= Beginning of Section =
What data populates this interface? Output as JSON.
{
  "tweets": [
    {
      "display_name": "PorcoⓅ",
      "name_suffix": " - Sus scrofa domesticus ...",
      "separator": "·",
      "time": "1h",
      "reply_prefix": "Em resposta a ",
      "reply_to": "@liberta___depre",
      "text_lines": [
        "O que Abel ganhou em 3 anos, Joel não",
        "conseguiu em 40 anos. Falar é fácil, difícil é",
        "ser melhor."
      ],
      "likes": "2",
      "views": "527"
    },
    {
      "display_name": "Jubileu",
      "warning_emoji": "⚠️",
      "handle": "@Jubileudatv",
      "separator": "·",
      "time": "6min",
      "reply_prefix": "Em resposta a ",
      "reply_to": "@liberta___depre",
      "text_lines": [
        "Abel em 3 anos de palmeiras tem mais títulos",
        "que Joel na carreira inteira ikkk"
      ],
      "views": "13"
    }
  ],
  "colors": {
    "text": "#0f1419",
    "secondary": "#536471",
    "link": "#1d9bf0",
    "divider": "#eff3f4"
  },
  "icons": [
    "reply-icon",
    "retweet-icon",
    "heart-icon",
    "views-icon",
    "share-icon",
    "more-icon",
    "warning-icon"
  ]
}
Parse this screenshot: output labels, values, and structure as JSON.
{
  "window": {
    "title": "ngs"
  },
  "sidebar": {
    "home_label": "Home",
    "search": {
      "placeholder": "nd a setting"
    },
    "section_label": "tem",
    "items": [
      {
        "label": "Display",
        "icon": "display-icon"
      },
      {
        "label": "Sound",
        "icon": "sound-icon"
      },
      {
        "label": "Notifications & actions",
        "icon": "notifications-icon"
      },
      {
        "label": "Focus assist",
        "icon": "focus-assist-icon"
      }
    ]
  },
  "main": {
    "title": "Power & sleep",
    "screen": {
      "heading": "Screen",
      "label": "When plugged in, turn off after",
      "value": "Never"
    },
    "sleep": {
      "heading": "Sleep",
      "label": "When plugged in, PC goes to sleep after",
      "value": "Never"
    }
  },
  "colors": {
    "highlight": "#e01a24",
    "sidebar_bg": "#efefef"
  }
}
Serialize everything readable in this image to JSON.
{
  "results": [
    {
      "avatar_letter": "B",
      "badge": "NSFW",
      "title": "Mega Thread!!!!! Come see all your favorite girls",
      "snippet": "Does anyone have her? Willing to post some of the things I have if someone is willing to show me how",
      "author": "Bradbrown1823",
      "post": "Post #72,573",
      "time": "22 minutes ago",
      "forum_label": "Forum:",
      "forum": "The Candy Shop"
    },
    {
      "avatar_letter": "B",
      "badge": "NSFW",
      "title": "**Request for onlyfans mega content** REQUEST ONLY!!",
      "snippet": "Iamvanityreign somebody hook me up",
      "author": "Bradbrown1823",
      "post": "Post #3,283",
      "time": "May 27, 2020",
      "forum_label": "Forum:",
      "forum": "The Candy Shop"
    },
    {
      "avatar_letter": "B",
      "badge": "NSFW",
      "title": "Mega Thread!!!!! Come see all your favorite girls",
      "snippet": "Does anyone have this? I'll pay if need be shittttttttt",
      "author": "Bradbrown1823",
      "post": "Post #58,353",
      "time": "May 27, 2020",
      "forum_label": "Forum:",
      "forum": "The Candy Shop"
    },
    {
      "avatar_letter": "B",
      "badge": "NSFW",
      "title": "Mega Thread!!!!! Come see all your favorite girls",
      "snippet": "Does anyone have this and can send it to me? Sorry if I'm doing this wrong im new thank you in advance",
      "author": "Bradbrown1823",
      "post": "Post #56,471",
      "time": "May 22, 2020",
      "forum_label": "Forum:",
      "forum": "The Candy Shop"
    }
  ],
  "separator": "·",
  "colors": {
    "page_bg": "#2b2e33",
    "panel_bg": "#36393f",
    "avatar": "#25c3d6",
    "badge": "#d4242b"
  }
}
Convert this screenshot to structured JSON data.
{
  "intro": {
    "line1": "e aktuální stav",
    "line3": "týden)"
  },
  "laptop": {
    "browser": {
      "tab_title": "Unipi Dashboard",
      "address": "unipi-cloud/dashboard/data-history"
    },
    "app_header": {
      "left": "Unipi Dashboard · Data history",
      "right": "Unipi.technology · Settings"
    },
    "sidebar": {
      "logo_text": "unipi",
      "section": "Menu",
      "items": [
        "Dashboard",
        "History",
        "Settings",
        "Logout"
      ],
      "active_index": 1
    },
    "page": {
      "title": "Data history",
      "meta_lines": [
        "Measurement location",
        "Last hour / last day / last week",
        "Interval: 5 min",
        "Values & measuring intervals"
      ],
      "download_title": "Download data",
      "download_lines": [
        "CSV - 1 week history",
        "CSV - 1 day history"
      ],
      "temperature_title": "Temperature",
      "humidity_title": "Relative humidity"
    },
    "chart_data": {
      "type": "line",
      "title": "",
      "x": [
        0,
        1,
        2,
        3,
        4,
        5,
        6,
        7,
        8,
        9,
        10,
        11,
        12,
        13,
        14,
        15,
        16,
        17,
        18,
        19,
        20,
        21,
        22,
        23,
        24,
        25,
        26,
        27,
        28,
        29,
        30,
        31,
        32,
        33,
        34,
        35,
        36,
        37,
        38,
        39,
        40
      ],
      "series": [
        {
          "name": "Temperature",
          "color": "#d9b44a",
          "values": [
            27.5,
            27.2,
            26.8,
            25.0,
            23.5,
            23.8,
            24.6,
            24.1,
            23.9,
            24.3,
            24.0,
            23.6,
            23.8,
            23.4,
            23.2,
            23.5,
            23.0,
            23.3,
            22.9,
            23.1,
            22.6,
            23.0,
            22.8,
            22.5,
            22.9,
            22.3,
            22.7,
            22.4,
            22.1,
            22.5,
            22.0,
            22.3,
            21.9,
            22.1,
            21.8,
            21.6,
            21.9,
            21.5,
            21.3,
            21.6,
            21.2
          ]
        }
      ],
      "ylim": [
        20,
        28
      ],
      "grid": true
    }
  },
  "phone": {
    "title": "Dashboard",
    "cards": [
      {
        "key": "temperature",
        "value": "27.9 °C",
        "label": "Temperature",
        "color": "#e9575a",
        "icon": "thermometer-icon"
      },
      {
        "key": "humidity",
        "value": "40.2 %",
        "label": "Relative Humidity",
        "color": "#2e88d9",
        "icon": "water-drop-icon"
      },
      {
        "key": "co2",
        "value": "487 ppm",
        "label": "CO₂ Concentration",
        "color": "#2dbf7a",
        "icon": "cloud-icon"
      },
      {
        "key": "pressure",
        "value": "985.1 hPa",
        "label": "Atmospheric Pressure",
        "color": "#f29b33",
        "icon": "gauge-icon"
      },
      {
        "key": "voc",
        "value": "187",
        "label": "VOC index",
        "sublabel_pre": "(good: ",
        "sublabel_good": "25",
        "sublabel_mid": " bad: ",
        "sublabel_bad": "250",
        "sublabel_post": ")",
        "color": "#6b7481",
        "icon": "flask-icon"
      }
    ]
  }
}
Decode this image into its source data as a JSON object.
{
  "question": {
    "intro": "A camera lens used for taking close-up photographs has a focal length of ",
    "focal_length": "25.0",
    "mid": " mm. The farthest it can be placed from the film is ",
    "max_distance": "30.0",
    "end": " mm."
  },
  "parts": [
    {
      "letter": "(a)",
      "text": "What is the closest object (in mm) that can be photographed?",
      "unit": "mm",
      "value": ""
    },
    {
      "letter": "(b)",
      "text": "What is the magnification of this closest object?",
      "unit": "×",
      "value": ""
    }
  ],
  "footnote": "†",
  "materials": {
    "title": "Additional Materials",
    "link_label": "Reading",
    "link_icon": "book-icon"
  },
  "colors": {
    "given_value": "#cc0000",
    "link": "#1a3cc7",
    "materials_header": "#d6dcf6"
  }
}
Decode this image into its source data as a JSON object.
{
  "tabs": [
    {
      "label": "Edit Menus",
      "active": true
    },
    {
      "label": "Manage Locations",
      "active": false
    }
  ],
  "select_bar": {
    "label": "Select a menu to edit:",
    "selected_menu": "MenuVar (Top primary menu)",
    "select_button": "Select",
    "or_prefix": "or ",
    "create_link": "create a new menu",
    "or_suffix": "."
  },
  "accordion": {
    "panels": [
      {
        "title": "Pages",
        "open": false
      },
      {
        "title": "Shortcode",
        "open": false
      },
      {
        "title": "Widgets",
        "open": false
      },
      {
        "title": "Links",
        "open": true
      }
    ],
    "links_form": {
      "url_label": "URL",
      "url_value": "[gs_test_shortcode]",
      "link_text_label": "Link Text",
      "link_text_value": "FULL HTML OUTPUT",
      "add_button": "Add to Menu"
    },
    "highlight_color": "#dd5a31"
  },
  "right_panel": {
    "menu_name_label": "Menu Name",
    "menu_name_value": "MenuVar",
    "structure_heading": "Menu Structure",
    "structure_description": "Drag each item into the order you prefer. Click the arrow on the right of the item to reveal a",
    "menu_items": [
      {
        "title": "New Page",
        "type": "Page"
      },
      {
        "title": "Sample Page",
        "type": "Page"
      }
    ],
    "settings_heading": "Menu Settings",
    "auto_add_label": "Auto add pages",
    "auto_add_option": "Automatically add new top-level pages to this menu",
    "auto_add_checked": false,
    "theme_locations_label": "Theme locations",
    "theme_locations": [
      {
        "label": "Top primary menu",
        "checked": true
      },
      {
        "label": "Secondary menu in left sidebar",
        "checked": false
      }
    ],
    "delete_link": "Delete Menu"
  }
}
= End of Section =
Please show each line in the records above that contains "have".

      "snippet": "Does anyone have her? Willing to post some of the things I have if someone is willing to show me how",
      "snippet": "Does anyone have this? I'll pay if need be shittttttttt",
      "snippet": "Does anyone have this and can send it to me? Sorry if I'm doing this wrong im new thank you in advance",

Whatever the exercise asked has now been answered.